**Dataset content**
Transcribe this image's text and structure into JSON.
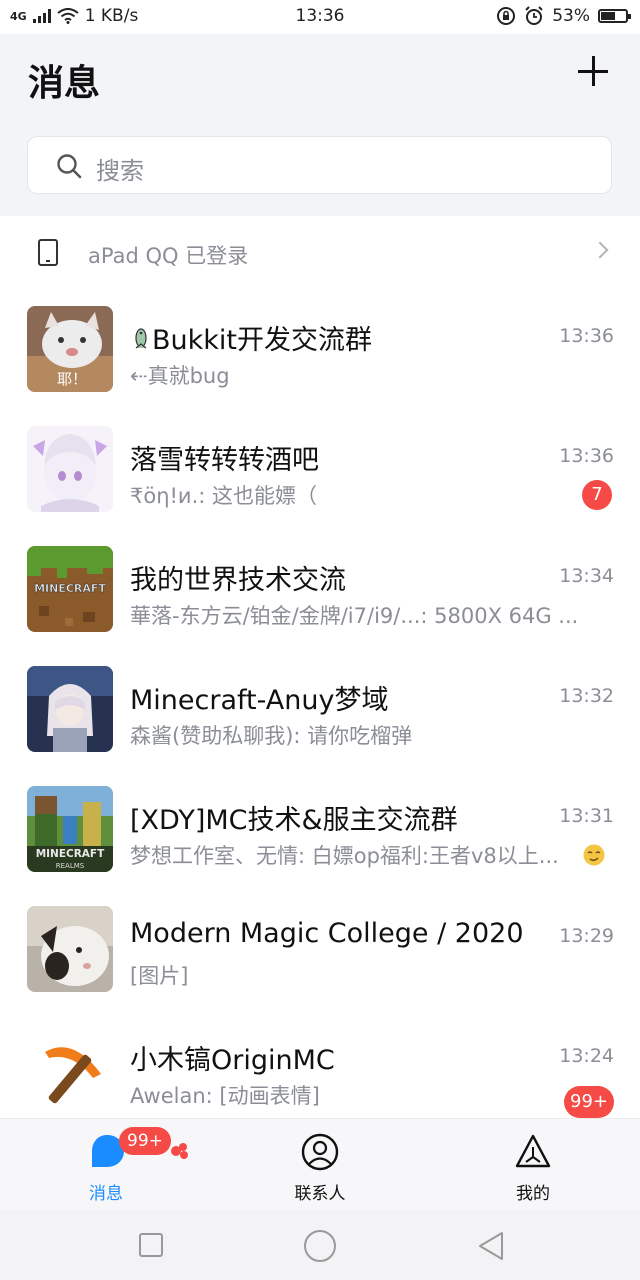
{
  "status_bar": {
    "signal": "4G",
    "speed": "1 KB/s",
    "time": "13:36",
    "battery": "53%",
    "battery_level": 0.53
  },
  "header": {
    "title": "消息",
    "add_icon": "plus-icon"
  },
  "search": {
    "placeholder": "搜索"
  },
  "device_notice": {
    "text": "aPad QQ 已登录"
  },
  "chats": [
    {
      "name": "Bukkit开发交流群",
      "preview": "⇠真就bug",
      "time": "13:36",
      "badge": ""
    },
    {
      "name": "落雪转转转酒吧",
      "preview": "₹öη!и.: 这也能嫖（",
      "time": "13:36",
      "badge": "7"
    },
    {
      "name": "我的世界技术交流",
      "preview": "華落-东方云/铂金/金牌/i7/i9/...: 5800X 64G ...",
      "time": "13:34",
      "badge": ""
    },
    {
      "name": "Minecraft-Anuy梦域",
      "preview": "森酱(赞助私聊我): 请你吃榴弹",
      "time": "13:32",
      "badge": ""
    },
    {
      "name": "[XDY]MC技术&服主交流群",
      "preview": "梦想工作室、无情: 白嫖op福利:王者v8以上...",
      "time": "13:31",
      "badge": ""
    },
    {
      "name": "Modern Magic College / 2020",
      "preview": "[图片]",
      "time": "13:29",
      "badge": ""
    },
    {
      "name": "小木镐OriginMC",
      "preview": "Awelan: [动画表情]",
      "time": "13:24",
      "badge": "99+"
    }
  ],
  "avatar_texts": {
    "cat_caption": "耶！",
    "minecraft": "MINECRAFT",
    "realms": "REALMS"
  },
  "tabs": [
    {
      "label": "消息",
      "icon": "message-bubble-icon",
      "badge": "99+"
    },
    {
      "label": "联系人",
      "icon": "contacts-icon",
      "badge": ""
    },
    {
      "label": "我的",
      "icon": "profile-triangle-icon",
      "badge": ""
    }
  ],
  "colors": {
    "accent": "#1a8cff",
    "badge": "#f54a45",
    "muted_text": "#8b8e96",
    "header_bg": "#f3f4f7"
  }
}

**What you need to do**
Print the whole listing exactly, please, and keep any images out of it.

**Answer space**
Transcribe this image's text and structure into JSON.
{
  "status_bar": {
    "signal": "4G",
    "speed": "1 KB/s",
    "time": "13:36",
    "battery": "53%",
    "battery_level": 0.53
  },
  "header": {
    "title": "消息",
    "add_icon": "plus-icon"
  },
  "search": {
    "placeholder": "搜索"
  },
  "device_notice": {
    "text": "aPad QQ 已登录"
  },
  "chats": [
    {
      "name": "Bukkit开发交流群",
      "preview": "⇠真就bug",
      "time": "13:36",
      "badge": ""
    },
    {
      "name": "落雪转转转酒吧",
      "preview": "₹öη!и.: 这也能嫖（",
      "time": "13:36",
      "badge": "7"
    },
    {
      "name": "我的世界技术交流",
      "preview": "華落-东方云/铂金/金牌/i7/i9/...: 5800X 64G ...",
      "time": "13:34",
      "badge": ""
    },
    {
      "name": "Minecraft-Anuy梦域",
      "preview": "森酱(赞助私聊我): 请你吃榴弹",
      "time": "13:32",
      "badge": ""
    },
    {
      "name": "[XDY]MC技术&服主交流群",
      "preview": "梦想工作室、无情: 白嫖op福利:王者v8以上...",
      "time": "13:31",
      "badge": ""
    },
    {
      "name": "Modern Magic College / 2020",
      "preview": "[图片]",
      "time": "13:29",
      "badge": ""
    },
    {
      "name": "小木镐OriginMC",
      "preview": "Awelan: [动画表情]",
      "time": "13:24",
      "badge": "99+"
    }
  ],
  "avatar_texts": {
    "cat_caption": "耶！",
    "minecraft": "MINECRAFT",
    "realms": "REALMS"
  },
  "tabs": [
    {
      "label": "消息",
      "icon": "message-bubble-icon",
      "badge": "99+"
    },
    {
      "label": "联系人",
      "icon": "contacts-icon",
      "badge": ""
    },
    {
      "label": "我的",
      "icon": "profile-triangle-icon",
      "badge": ""
    }
  ],
  "colors": {
    "accent": "#1a8cff",
    "badge": "#f54a45",
    "muted_text": "#8b8e96",
    "header_bg": "#f3f4f7"
  }
}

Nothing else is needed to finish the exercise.